Byline: Georgina Brown
Should there be a referendum for the most stirring and soulful sound onthis Earth, I'd be hard-pushed to choose between the mournful might of a brassband from the industrial North in full flow and a choir singing spirituals loudenough to be heard in Heaven.
Which easily explains the seductive power of King Cotton, a big, bold piece ofmusical theatre that binds both sounds in a story drawing parallels between theexploitation of slaves in the cotton fields of Alabama and that of workers inthe cotton mills of Lancashire. Very occasionally, the two different strainsseem in competition for supremacy, but for the most part there's a rich andvibrant harmony of purpose.
The legendary Liverpudlian champion of the working classes and defender of theunderdog, Jimmy McGovern has been so busy writing for Brookside, Cracker,Hillsborough, Docker, Sunday and masses else that this is his first play for 20years. It will surprise none of his fans that the themes are injustice anddisempowerment.
Tales of two poverty-stricken couples on different sides of the world cometogether in a climactic fight on a ship. A former slave on the run sees areflection of himself in the frightened eyes of a cotton-mill worker who hasbecome a pirate in an attempt to liberate the cotton blockaded by AbrahamLincoln. That blockade starved the South into submission but also starvedBritish mills of cotton and their workers of wages and, therefore, of food.
It's a great idea, strikingly well staged by Jude Kelly's production on aspectacular scale. A rust-coloured set evokes both the satanic mills ofManchester and the earth of the American South, where slaves are treated asbeasts of burden. A vast mobile metal frame powerfully suggests the rigging ofa pirate ship.
In one of many deft transformations the mattress of a marriage bed inLancashire is stripped to reveal a cart carrying cotton stained with the bloodof a murdered slave. 'There's always blood on cotton.
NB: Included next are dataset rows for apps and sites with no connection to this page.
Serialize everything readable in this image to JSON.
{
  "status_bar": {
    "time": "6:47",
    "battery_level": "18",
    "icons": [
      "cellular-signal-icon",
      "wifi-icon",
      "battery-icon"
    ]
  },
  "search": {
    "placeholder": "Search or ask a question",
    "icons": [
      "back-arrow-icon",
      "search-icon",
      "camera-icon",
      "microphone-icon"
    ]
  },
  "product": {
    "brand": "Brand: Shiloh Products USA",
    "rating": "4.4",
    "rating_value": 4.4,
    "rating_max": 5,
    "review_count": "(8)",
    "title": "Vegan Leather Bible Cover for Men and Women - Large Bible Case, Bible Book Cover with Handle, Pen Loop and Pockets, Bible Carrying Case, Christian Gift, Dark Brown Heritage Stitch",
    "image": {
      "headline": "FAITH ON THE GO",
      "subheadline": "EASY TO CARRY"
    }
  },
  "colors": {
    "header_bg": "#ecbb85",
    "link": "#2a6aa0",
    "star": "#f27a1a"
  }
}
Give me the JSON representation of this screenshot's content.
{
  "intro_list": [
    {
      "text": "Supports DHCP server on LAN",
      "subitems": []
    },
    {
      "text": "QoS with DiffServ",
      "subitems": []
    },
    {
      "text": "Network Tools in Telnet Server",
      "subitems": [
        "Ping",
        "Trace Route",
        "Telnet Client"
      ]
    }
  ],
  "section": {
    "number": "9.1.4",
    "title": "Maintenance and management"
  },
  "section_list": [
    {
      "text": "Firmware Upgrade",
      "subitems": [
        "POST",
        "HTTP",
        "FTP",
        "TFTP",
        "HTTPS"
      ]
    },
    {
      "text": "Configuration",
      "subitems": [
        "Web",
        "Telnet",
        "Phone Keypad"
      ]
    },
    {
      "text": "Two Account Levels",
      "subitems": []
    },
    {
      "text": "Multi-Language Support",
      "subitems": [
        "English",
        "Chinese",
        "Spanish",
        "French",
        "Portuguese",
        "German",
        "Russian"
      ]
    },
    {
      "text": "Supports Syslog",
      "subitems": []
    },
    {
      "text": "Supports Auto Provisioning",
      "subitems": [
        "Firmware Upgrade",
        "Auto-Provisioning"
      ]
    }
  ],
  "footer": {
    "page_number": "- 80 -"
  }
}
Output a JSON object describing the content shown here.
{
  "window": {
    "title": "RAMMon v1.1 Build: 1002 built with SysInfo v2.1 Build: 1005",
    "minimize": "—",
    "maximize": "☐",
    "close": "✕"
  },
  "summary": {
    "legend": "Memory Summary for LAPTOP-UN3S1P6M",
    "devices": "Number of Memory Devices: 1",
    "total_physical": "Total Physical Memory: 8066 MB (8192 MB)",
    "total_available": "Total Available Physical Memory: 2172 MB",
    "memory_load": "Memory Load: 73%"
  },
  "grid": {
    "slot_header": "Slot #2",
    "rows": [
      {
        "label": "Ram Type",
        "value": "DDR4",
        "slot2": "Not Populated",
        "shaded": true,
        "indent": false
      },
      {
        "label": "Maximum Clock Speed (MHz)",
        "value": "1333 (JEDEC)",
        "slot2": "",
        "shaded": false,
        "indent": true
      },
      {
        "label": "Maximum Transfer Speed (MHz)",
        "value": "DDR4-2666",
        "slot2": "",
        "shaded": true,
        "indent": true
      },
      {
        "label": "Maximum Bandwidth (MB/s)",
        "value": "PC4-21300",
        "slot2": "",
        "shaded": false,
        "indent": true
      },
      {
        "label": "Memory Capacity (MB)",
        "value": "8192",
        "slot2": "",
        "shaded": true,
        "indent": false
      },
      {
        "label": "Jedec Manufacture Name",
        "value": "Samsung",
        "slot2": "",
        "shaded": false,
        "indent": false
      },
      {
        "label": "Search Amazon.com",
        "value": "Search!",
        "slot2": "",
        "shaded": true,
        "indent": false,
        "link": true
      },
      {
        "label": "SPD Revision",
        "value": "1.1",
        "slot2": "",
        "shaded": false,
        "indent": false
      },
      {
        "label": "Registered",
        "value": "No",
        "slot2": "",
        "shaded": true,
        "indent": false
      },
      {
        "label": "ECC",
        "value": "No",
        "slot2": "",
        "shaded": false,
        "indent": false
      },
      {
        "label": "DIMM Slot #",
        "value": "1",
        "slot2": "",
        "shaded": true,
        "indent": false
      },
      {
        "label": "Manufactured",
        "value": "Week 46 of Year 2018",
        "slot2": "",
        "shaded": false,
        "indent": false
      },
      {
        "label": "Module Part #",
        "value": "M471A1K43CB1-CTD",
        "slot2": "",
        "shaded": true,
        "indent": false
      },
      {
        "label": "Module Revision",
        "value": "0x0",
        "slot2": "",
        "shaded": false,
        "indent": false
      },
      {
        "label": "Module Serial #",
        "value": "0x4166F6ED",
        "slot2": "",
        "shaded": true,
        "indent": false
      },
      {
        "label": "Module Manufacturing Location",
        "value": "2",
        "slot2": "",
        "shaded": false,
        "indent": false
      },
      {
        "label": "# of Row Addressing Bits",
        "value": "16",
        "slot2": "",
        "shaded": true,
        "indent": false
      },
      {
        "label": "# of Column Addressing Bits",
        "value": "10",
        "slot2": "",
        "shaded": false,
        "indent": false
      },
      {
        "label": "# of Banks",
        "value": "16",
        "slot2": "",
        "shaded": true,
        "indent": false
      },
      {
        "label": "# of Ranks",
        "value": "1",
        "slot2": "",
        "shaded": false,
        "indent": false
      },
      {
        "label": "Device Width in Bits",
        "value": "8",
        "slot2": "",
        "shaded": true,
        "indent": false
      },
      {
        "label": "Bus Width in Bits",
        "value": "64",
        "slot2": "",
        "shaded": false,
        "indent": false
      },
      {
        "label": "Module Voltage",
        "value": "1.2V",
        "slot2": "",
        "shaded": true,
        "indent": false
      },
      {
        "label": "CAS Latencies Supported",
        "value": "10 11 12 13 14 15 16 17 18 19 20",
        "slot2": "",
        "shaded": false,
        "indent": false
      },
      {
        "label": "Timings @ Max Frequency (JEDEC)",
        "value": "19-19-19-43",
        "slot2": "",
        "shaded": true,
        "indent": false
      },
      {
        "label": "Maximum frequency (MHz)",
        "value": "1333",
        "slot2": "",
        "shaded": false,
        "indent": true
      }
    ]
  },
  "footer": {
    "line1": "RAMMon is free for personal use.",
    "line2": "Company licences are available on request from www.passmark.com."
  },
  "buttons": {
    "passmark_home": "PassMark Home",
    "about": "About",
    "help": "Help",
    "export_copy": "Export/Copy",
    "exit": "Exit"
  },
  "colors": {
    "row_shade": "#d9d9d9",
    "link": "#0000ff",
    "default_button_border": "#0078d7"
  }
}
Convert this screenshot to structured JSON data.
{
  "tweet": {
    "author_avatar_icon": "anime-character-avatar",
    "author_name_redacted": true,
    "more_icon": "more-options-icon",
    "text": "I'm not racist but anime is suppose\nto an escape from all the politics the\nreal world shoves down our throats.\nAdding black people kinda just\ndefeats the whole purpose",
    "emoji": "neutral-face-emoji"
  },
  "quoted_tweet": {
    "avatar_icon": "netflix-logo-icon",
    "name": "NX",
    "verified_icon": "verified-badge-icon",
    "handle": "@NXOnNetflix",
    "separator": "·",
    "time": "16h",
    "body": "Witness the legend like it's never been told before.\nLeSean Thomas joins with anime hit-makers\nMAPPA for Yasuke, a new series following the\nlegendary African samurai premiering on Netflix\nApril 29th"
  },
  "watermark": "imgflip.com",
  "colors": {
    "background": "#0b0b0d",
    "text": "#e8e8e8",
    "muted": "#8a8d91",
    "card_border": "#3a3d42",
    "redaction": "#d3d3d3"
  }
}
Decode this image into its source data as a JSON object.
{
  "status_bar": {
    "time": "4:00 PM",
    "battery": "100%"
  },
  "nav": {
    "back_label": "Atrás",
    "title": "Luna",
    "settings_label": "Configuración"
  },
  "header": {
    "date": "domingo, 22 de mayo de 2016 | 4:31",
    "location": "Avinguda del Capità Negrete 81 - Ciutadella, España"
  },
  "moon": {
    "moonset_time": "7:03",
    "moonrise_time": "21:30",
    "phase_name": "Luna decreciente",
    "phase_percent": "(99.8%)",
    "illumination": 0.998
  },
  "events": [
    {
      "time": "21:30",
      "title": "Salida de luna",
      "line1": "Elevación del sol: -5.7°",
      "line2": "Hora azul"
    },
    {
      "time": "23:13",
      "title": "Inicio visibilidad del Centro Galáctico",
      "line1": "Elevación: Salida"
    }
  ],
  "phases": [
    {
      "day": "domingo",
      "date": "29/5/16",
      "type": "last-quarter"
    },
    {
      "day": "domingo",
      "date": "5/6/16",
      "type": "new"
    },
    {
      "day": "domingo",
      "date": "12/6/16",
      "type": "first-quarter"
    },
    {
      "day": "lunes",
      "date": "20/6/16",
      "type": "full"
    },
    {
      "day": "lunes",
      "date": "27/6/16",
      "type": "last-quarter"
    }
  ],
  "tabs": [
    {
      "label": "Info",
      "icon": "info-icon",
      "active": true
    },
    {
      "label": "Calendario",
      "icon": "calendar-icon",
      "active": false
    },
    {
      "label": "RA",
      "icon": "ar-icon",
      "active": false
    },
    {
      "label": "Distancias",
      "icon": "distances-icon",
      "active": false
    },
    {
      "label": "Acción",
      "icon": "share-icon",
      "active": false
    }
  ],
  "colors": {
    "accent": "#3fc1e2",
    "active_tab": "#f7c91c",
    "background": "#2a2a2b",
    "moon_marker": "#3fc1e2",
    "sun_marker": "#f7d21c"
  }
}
Normally you won't seeit,' says a mill worker, and I suspect McGovern intends to remind us of thesweatshops in China and India where desperate workers are paid a shamefulpittance. …